This information was found in the:
Washington Post Jul 25, 1910
FINDS AGED HUSBAND
Mrs. LeDane Relieved to Learn He is at Occoquan.
TWO MONTHS QUEST ENDS
Septuagenarian Who, According to His Wife Has Not Toiled for Twenty years, Joins the Workers' Colony. Spouse Thinks He should be cared for in Some Home for Old Folks
James Le Dane is 75 years. Old. According to his wife he hasn't done any work worthy of the name for twenty years and, with her, is dependent on their daughter and son-in-law for support.

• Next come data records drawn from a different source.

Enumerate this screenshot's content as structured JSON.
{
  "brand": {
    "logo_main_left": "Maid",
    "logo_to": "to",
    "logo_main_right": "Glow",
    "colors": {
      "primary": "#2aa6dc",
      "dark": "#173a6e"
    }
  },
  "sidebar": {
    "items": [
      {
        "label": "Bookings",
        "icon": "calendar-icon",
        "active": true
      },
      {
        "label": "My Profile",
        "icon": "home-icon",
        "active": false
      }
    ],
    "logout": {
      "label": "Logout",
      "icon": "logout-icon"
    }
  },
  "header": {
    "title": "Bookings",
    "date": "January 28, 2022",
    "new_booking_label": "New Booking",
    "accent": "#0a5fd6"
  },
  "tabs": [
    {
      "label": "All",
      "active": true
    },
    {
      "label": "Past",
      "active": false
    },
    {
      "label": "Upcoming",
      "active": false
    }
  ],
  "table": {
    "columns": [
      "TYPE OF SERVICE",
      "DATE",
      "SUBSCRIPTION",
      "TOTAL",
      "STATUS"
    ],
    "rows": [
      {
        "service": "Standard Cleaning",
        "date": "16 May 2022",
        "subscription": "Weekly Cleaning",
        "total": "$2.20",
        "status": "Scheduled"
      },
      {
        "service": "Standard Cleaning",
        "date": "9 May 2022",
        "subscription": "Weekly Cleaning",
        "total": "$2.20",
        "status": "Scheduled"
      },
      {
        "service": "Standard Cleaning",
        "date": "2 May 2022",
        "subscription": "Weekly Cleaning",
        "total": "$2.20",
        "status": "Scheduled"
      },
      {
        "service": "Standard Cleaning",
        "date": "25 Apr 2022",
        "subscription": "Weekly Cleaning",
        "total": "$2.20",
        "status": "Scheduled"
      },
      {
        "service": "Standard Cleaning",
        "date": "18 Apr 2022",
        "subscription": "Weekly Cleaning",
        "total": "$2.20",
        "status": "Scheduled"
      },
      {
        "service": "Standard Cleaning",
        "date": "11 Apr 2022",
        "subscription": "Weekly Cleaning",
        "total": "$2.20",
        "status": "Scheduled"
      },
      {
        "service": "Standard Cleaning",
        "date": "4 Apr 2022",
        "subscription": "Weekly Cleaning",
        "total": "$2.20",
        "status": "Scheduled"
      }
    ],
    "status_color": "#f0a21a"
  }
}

Nevertheless, "Pap" as he is familiarly called, is possessed of an imperious spirit and last May when his daughter, Mrs. Harry Gorbutt, of 1003 Sixth Street southwest, made some remarks that displeased him, he straightened up his six-foot-six, stroked his iron gray mustache, and marched from the sheltering roof. He hasn't since returned.
After searching for him for two months his son-in-law discovered "Pap" on Saturday, in company with about 40 other unfortunates, boarding a train in Union Station for Occoquan, VA., where the new workhouse is in process of erection. How "Pap" got into such company his wife doesn't know, but she is relieved to learn that he is still alive.
Was Confederate Sutler.
Le Dane was born in Virginia. When the civil war started he entered the Confederate army as a sutler, most of the time driving a commissary wagon. After the war he worked as fireman on one of the Virginia division of the Baltimore and Ohio Railroad for several years. Coming to this city, he held various jobs, among them that of engineer at the National Hotel and fireman in the Senate side of the Capitol. At 50 years of age he decided to retire, according to his wife, and since then has been living with his son-in-law.
"Work" "Pap" hasn't worked for twenty years' said Mrs. Le Dane yesterday. "This is, he hasn't supported me for that time. He should be in some old people's home where he can be taken care of. He hasn't been well for some time, and has undergone treatment at the Providence Hospital for asthma and bronchitis. He isn't in any shape to be running around the streets. He's too old and his mind is weakening. "Mr. Gorbutt has a large family to support and can't afford to care for my husband, it's all he can do to take care of me" concluded Mrs. LeDane.
There are no known photos of James. He died on 1 August 1914 in the old folks home. He is buried in Mount Olivet Cemetery in Washington, DC but there is no tombstone for him. There is much conflict in the information that is found about him. Several notations state he was born in Maryland. In this article it states Virginia. The daughter he was mentioned as to living with was Elizabeth (LeDane) Gorbutt.